Task statement
Report every line of the data where the string "Sign" appears.

Dataset items:
┄┄┄┄┄┄┄┄┄┄┄┄┄┄┄┄┄┄┄┄
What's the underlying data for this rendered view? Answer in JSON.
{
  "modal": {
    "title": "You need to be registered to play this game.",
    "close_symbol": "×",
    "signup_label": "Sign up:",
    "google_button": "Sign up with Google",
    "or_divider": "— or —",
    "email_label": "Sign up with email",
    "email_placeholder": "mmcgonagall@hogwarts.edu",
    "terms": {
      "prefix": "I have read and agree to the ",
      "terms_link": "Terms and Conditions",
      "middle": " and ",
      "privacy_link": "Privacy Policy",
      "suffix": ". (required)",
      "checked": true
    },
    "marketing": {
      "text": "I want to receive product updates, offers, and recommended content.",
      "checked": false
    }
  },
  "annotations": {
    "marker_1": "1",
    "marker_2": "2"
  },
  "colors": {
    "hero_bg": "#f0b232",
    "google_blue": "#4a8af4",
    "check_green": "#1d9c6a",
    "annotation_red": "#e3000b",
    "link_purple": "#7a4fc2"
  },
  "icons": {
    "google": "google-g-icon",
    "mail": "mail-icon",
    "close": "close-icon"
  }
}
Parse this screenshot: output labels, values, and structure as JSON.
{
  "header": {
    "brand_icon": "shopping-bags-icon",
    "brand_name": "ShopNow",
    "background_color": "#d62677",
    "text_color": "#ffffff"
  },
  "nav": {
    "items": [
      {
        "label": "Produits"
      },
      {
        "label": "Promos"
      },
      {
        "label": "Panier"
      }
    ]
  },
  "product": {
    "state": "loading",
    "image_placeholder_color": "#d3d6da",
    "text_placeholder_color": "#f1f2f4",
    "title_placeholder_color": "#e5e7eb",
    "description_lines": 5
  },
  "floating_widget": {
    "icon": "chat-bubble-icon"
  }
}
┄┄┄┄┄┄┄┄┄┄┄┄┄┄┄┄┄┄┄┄
Written solution
    "signup_label": "Sign up:",
    "google_button": "Sign up with Google",
    "email_label": "Sign up with email",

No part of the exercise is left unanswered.